Counter-Trafficking

IOM's Approach

While numbers of estimated victims of trafficking worldwide vary, they are reported as being in the millions and most importantly, they are constantly on the rise. Moreover, estimates often do not include individuals who are victims within the borders of their own countries.

Organized criminal groups are earning billions of dollars in profits from trafficking and exploiting people - many of whom are victims of severe human rights violations.

Trafficked persons are often victims to abuse such as rape, torture, debt bondage, unlawful confinement and threats against their family or other persons close to them, as well as other forms of physical, sexual and psychological violence.

The demand for cheap labour, sexual services and certain criminal activities are among the root causes of trafficking while a lack of opportunity, resources and social standing are other contributing factors.

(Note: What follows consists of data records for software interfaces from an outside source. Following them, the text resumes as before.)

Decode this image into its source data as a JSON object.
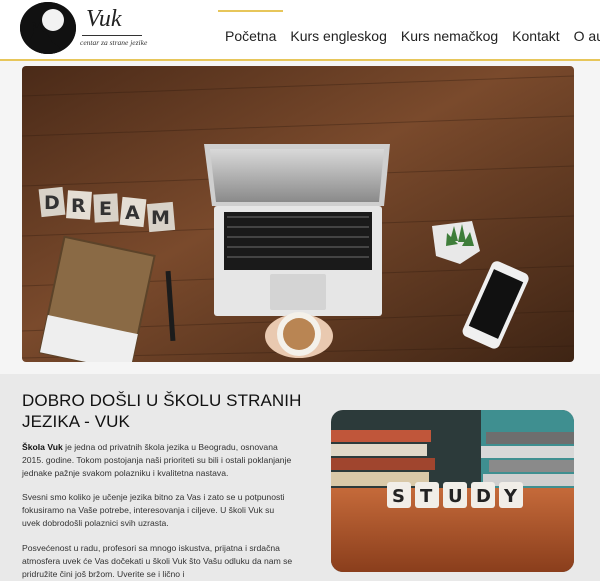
{
  "brand": {
    "name": "Vuk",
    "tagline": "centar za strane jezike"
  },
  "nav": {
    "items": [
      "Početna",
      "Kurs engleskog",
      "Kurs nemačkog",
      "Kontakt",
      "O autoru"
    ],
    "active": "Početna"
  },
  "hero": {
    "word_tiles": [
      "D",
      "R",
      "E",
      "A",
      "M"
    ]
  },
  "intro": {
    "title": "DOBRO DOŠLI U ŠKOLU STRANIH JEZIKA - VUK",
    "p1_strong": "Škola Vuk",
    "p1_rest": " je jedna od privatnih škola jezika u Beogradu, osnovana 2015. godine. Tokom postojanja naši prioriteti su bili i ostali poklanjanje jednake pažnje svakom polazniku i kvalitetna nastava.",
    "p2": "Svesni smo koliko je učenje jezika bitno za Vas i zato se u potpunosti fokusiramo na Vaše potrebe, interesovanja i ciljeve. U školi Vuk su uvek dobrodošli polaznici svih uzrasta.",
    "p3": "Posvećenost u radu, profesori sa mnogo iskustva, prijatna i srdačna atmosfera uvek će Vas dočekati u školi Vuk što Vašu odluku da nam se pridružite čini još bržom. Uverite se i lično i"
  },
  "study_image": {
    "tiles": [
      "S",
      "T",
      "U",
      "D",
      "Y"
    ]
  },
  "colors": {
    "accent": "#e7c65a",
    "section_bg": "#e9e9e9",
    "wood": "#6b4026"
  }
}
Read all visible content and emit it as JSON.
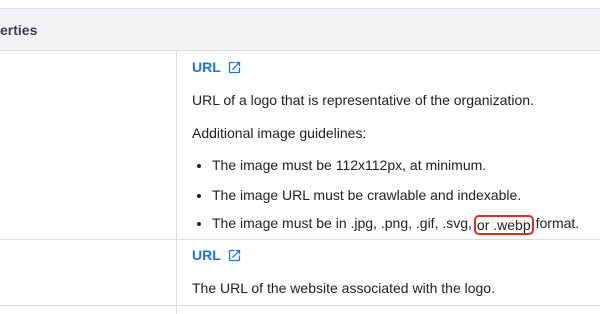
{
  "header": {
    "title": "erties"
  },
  "rows": [
    {
      "type_label": "URL",
      "description": "URL of a logo that is representative of the organization.",
      "guidelines_title": "Additional image guidelines:",
      "bullets": [
        "The image must be 112x112px, at minimum.",
        "The image URL must be crawlable and indexable."
      ],
      "format_bullet": {
        "before": "The image must be in .jpg, .png, .gif, .svg,",
        "highlight": "or .webp",
        "after": "format."
      }
    },
    {
      "type_label": "URL",
      "description": "The URL of the website associated with the logo."
    }
  ],
  "colors": {
    "link": "#1a73e8",
    "highlight_border": "#d93025",
    "header_bg": "#f1f3f4"
  },
  "icons": {
    "external_link": "open-in-new-icon"
  }
}
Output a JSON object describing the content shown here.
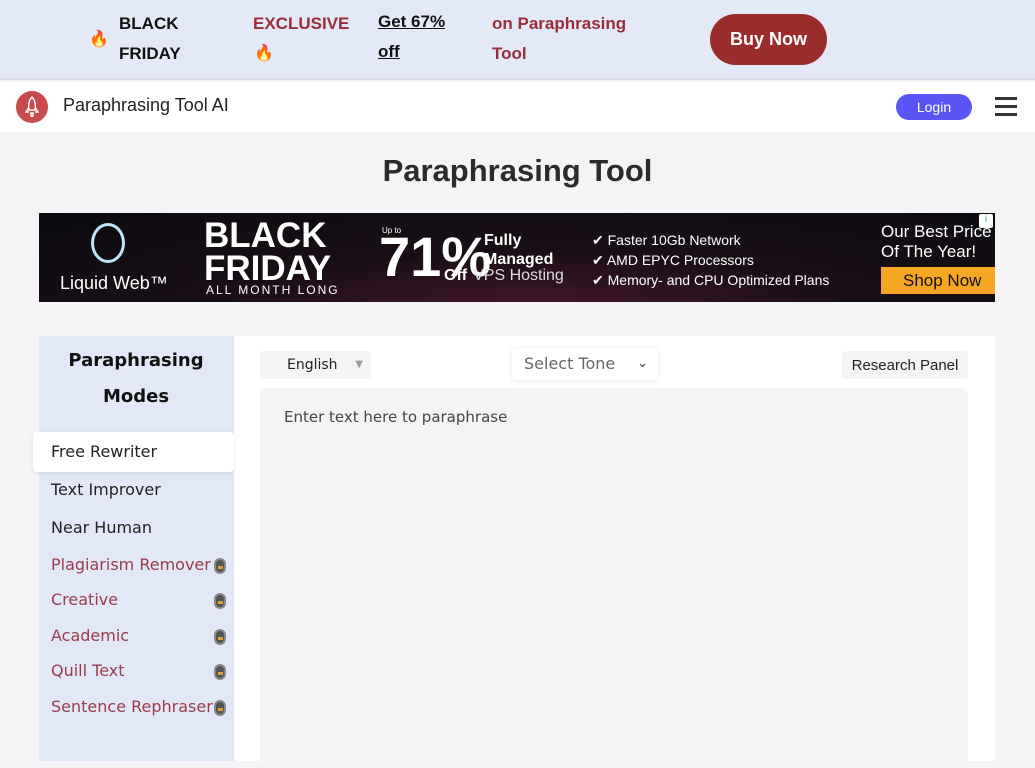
{
  "promo": {
    "fire_icon": "fire-emoji",
    "black_friday": "BLACK FRIDAY",
    "exclusive": "EXCLUSIVE",
    "get_off": "Get 67% off",
    "on_tool": "on Paraphrasing Tool",
    "buy_now": "Buy Now",
    "colors": {
      "bg": "#e4e9f7",
      "accent": "#9b2c2c"
    }
  },
  "header": {
    "brand": "Paraphrasing Tool AI",
    "login": "Login",
    "menu_icon": "hamburger-icon",
    "login_color": "#5a55f5"
  },
  "page_title": "Paraphrasing Tool",
  "ad": {
    "brand": "Liquid Web™",
    "headline1": "BLACK",
    "headline2": "FRIDAY",
    "sub": "ALL MONTH LONG",
    "upto": "Up to",
    "percent": "71%",
    "off": "Off",
    "fully": "Fully",
    "managed": "Managed",
    "vps": "VPS Hosting",
    "features": [
      "✔ Faster 10Gb Network",
      "✔ AMD EPYC Processors",
      "✔ Memory- and CPU Optimized Plans"
    ],
    "best1": "Our Best Price",
    "best2": "Of The Year!",
    "shop": "Shop Now"
  },
  "sidebar": {
    "title": "Paraphrasing Modes",
    "items": [
      {
        "label": "Free Rewriter",
        "active": true,
        "locked": false
      },
      {
        "label": "Text Improver",
        "locked": false
      },
      {
        "label": "Near Human",
        "locked": false
      },
      {
        "label": "Plagiarism Remover",
        "locked": true
      },
      {
        "label": "Creative",
        "locked": true
      },
      {
        "label": "Academic",
        "locked": true
      },
      {
        "label": "Quill Text",
        "locked": true
      },
      {
        "label": "Sentence Rephraser",
        "locked": true
      }
    ]
  },
  "toolbar": {
    "language": "English",
    "tone_placeholder": "Select Tone",
    "research_panel": "Research Panel"
  },
  "editor": {
    "placeholder": "Enter text here to paraphrase",
    "value": ""
  }
}
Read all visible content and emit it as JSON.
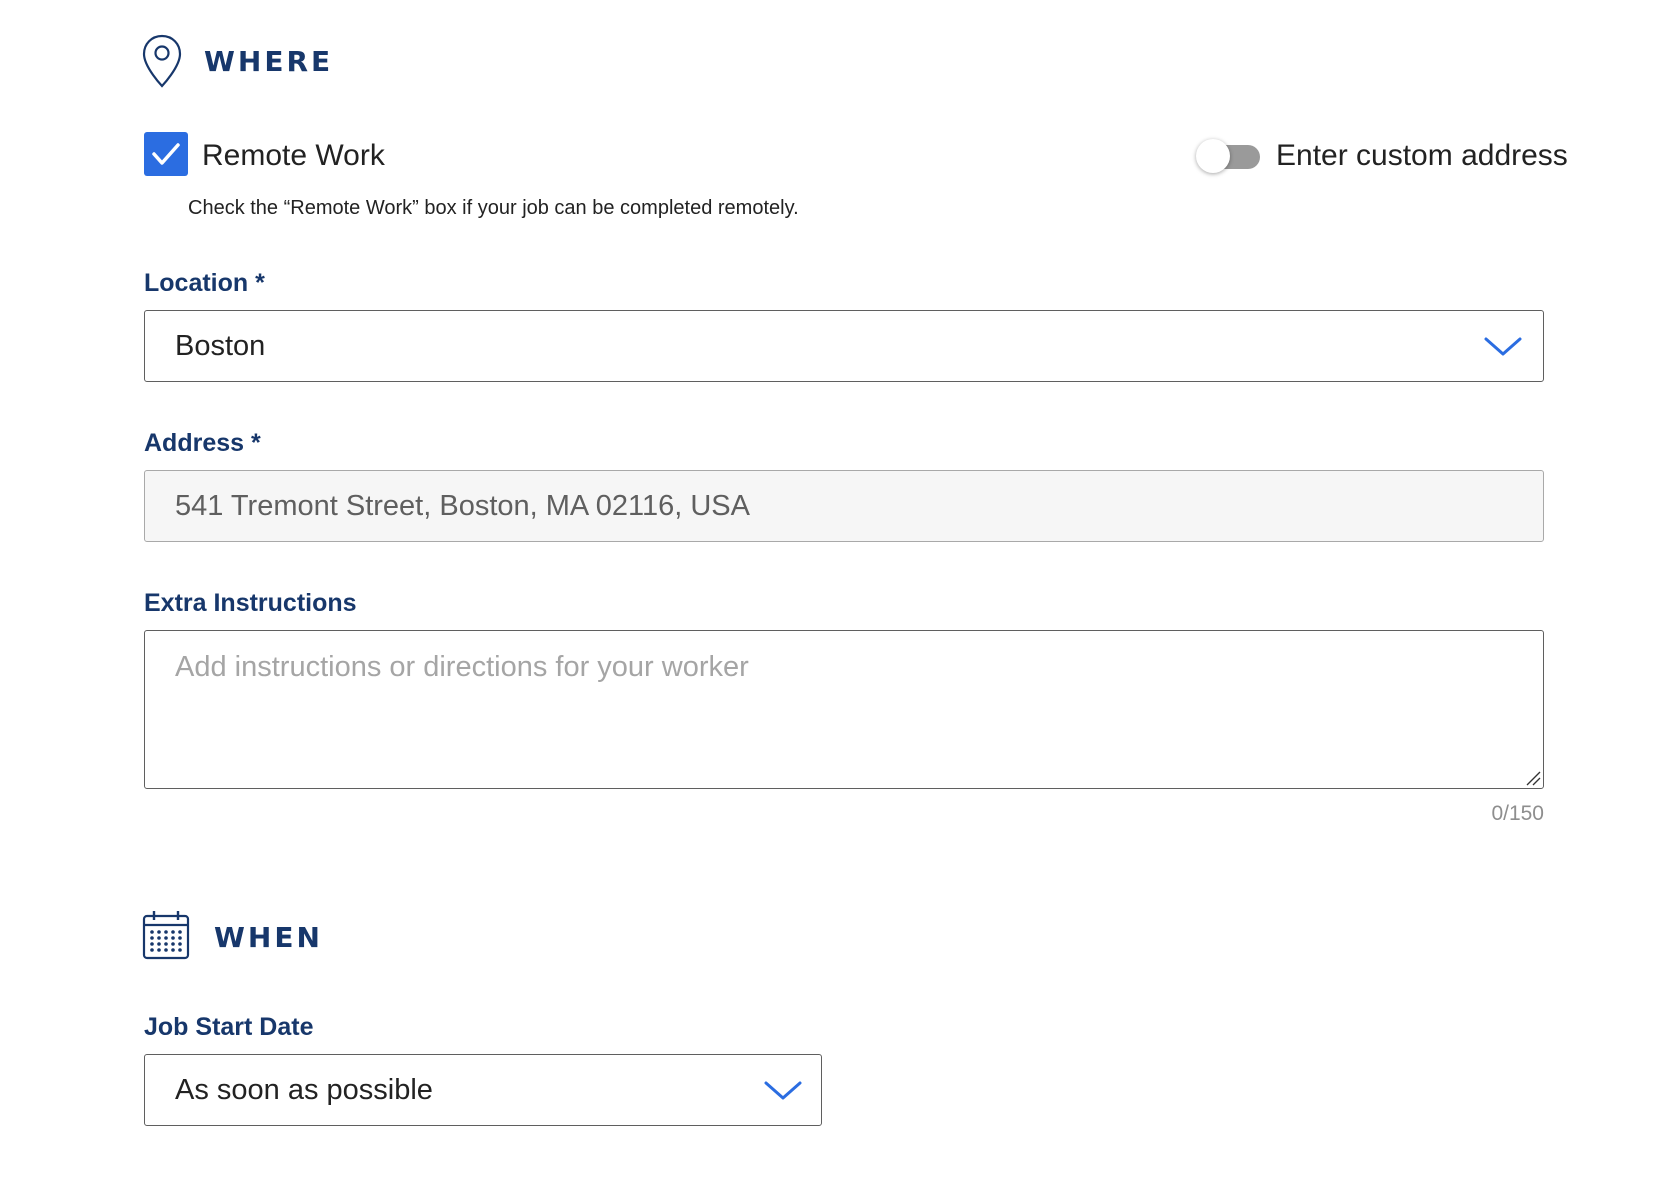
{
  "where_section": {
    "title": "WHERE",
    "icon": "location-pin-icon"
  },
  "remote_work": {
    "label": "Remote Work",
    "checked": true,
    "helper_text": "Check the “Remote Work” box if your job can be completed remotely."
  },
  "custom_address_toggle": {
    "label": "Enter custom address",
    "enabled": false
  },
  "location": {
    "label": "Location *",
    "value": "Boston",
    "icon": "chevron-down-icon"
  },
  "address": {
    "label": "Address *",
    "value": "541 Tremont Street, Boston, MA 02116, USA"
  },
  "extra_instructions": {
    "label": "Extra Instructions",
    "placeholder": "Add instructions or directions for your worker",
    "value": "",
    "counter": "0/150"
  },
  "when_section": {
    "title": "WHEN",
    "icon": "calendar-icon"
  },
  "job_start_date": {
    "label": "Job Start Date",
    "value": "As soon as possible",
    "icon": "chevron-down-icon"
  },
  "colors": {
    "heading_navy": "#17376b",
    "accent_blue": "#2b6de1",
    "toggle_off_gray": "#9a9a9a",
    "disabled_field_bg": "#f6f6f6",
    "placeholder_gray": "#a5a5a5"
  }
}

Trafficking of persons shall mean:

“[T]he recruitment, transportation,transfer, harbouring or receipt of persons, by means of threat, use of force or other means of coercion, of abduction, of fraud, of deception, of the abuse of power or of a position of vulnerability or of the receiving or giving of payment… to a person having control over another person,for the purpose of exploitation.”
(Article 3 of the UN Protocol to Prevent, Suppress and Punish Trafficking in Persons, Especially Women and Children, Supplementing the UN Convention against Transnational Organized Crime)

 

At IOM, we operate from the outset that trafficking in persons needs to be approached within the overall context of managing migration. Our broad range of activities is implemented in partnership with governmental institutions, NGOs and international organizations. The approach is based on three principles that govern all our counter-trafficking activities:

• Respect for human rights

• Physical, mental and social well-being of the individual and his or her community

• Sustainability through institutional capacity building of governments and civil society

IOM has been working to counter the trafficking in persons since 1994. In this time, we have assisted approximately 70,000 trafficked persons. Our primary aims are to prevent trafficking in persons and to protect victims from the trade while offering them options of safe and sustainable reintegration and/or return to their home countries.